        Second, hackers and virus writers that really wanted to be famous and cause a lot of problems would go after web servers. And what platform is used for a far majority of web servers? Unix based systems! So, why don't they go after those? I'm not saying it's impossible. What I am saying is that it's far easier on Windows and next to impossible on Unix to cause a lot of damage and problems. Thus, Windows is the focus. Unix (and Mac OS X included in that) is inherently more secure. That's a fact. I don't care what Windows supporters want to claim about market share and such.

        Finally, I wouldn't say this is all Microsoft's doing. In part, the problems are caused by the public's desire for backwards compatibility. In part, it is also due to the need to support eight billion little add-ons (both software and hardware). Apple had the advantage of a relatively small user base when switching to a totally new OS.

        Still, stop with the whole market share answer to virus, worm and adware problems. It's only a very small part of the reason.
        openMind
        • They do

          "And what platform is used for a far majority of web servers? Unix based systems! So, why don't they go after those?"

          They do and quite often. Go check out Zone-H stats. And whether people like it or not, market share is the biggest reason for the amount the exploits towards a specific OS. Market share can't explain away success rates but does cause MS to be the largest target on a whole.
          IT Scion
          • Missed the point

            The whole point is success rate. I don't care how often someone tries to attack. If it rarely succeeds, you're well defended.

            Notice I didn't say they never try to attack the Unix systems. And Mac OS X is based on that same kind of secure system.

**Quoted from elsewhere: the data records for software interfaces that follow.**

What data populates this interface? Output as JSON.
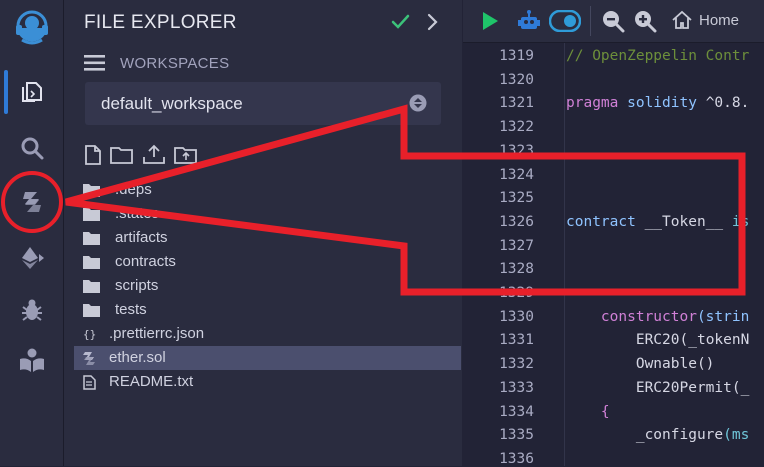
{
  "rail": {
    "items": [
      {
        "name": "logo-icon"
      },
      {
        "name": "file-explorer-icon"
      },
      {
        "name": "search-icon"
      },
      {
        "name": "solidity-compiler-icon"
      },
      {
        "name": "deploy-run-icon"
      },
      {
        "name": "debugger-icon"
      },
      {
        "name": "learneth-icon"
      }
    ]
  },
  "explorer": {
    "title": "FILE EXPLORER",
    "workspaces_label": "WORKSPACES",
    "workspace_value": "default_workspace",
    "actions": [
      "new-file-icon",
      "new-folder-icon",
      "upload-file-icon",
      "upload-folder-icon"
    ],
    "tree": [
      {
        "label": ".deps",
        "type": "folder"
      },
      {
        "label": ".states",
        "type": "folder"
      },
      {
        "label": "artifacts",
        "type": "folder"
      },
      {
        "label": "contracts",
        "type": "folder"
      },
      {
        "label": "scripts",
        "type": "folder"
      },
      {
        "label": "tests",
        "type": "folder"
      },
      {
        "label": ".prettierrc.json",
        "type": "json"
      },
      {
        "label": "ether.sol",
        "type": "sol",
        "selected": true
      },
      {
        "label": "README.txt",
        "type": "txt"
      }
    ]
  },
  "toolbar": {
    "home_label": "Home"
  },
  "editor": {
    "lines": [
      {
        "n": "1319",
        "code": [
          {
            "t": "// OpenZeppelin Contr",
            "c": "c-comment"
          }
        ]
      },
      {
        "n": "1320",
        "code": []
      },
      {
        "n": "1321",
        "code": [
          {
            "t": "pragma ",
            "c": "c-kw"
          },
          {
            "t": "solidity ",
            "c": "c-blue"
          },
          {
            "t": "^0.8.",
            "c": "c-plain"
          }
        ]
      },
      {
        "n": "1322",
        "code": []
      },
      {
        "n": "1323",
        "code": []
      },
      {
        "n": "1324",
        "code": []
      },
      {
        "n": "1325",
        "code": []
      },
      {
        "n": "1326",
        "code": [
          {
            "t": "contract ",
            "c": "c-blue"
          },
          {
            "t": "__Token__ ",
            "c": "c-ident"
          },
          {
            "t": "is",
            "c": "c-cyan"
          }
        ]
      },
      {
        "n": "1327",
        "code": []
      },
      {
        "n": "1328",
        "code": []
      },
      {
        "n": "1329",
        "code": []
      },
      {
        "n": "1330",
        "code": [
          {
            "t": "    constructor",
            "c": "c-kw"
          },
          {
            "t": "(strin",
            "c": "c-blue"
          }
        ]
      },
      {
        "n": "1331",
        "code": [
          {
            "t": "        ERC20",
            "c": "c-plain"
          },
          {
            "t": "(_tokenN",
            "c": "c-plain"
          }
        ]
      },
      {
        "n": "1332",
        "code": [
          {
            "t": "        Ownable()",
            "c": "c-plain"
          }
        ]
      },
      {
        "n": "1333",
        "code": [
          {
            "t": "        ERC20Permit(_",
            "c": "c-plain"
          }
        ]
      },
      {
        "n": "1334",
        "code": [
          {
            "t": "    {",
            "c": "c-kw"
          }
        ]
      },
      {
        "n": "1335",
        "code": [
          {
            "t": "        _configure",
            "c": "c-plain"
          },
          {
            "t": "(ms",
            "c": "c-cyan"
          }
        ]
      },
      {
        "n": "1336",
        "code": []
      }
    ]
  },
  "colors": {
    "accent": "#2f7bd8",
    "annotation": "#e8202a",
    "check": "#3cc27a",
    "run": "#1fc46a"
  }
}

So, they are inherently better protected. Not impossible.

            In the end, it is Windows' lack of strong security that gets it into trouble, not it's market share.
            openMind
          • It's a numbers game

            The success rate is a simple numbers game in comparison the amount of attempts. Looking at server share and pointing to that as the reason nix is more secure while most all of the desktops in the world are running Win is simply not a sound argument. Maybe this will help.

            http://www.contractoruk.com/news/002139.html
            IT Scion
    • I always love to here this one

      The "If *NIX was more popular, there would be more viruses" FUD

      Notice to ALL.. UNIX runs the internet!!! There are more UNIX servers in the wild than Windows servers. Get it through your thick skulls.
      FreeBSD
      • Maybe this will enlighten you a little.

        Since the vast majority of exploits hit the end user, server share is of less importance. Nothing to absord into the skull on that one except simple math. Many articles point in the same direction as this one. It's not baseless and is a logical and sound argument. Blanketly stating server share on the net as any grounds for dismissal is misleading and not looking at the whole picture.


        http://www.contractoruk.com/news/002139.html
        IT Scion
    • Excuse me, but the point is way over there ------>

      It seems to me that you've missed the point about the issue about OS popularity versus OS vulnerability.

      While there may be issues about one OS being inherently less secure than another, the main point here is one of critical mass. Virus writers are going to go after the group where they will have the largest impact.

      It's been asked why they don't go after web servers as they are so prevalent. The answer here is quite simple.

      Corporate systems (both desktops and servers) are, as a general rule, far less succeptible to viruses as they tend to have more knowledgable people managing them.

      Home PCs, however, are owned and operated largely by people who really don't have much of a clue about how the things work. This leaves them highly vulnerable, simply because they don't know any better.

      If people started moving en masse over to Linux or any other OS, you'd still have the same issues; those people who know better will have their machines well fortified, while those that don't will have a myriad of vulnerabilities that they aren't aware of.

      The problem really is that simple.
      ackitsme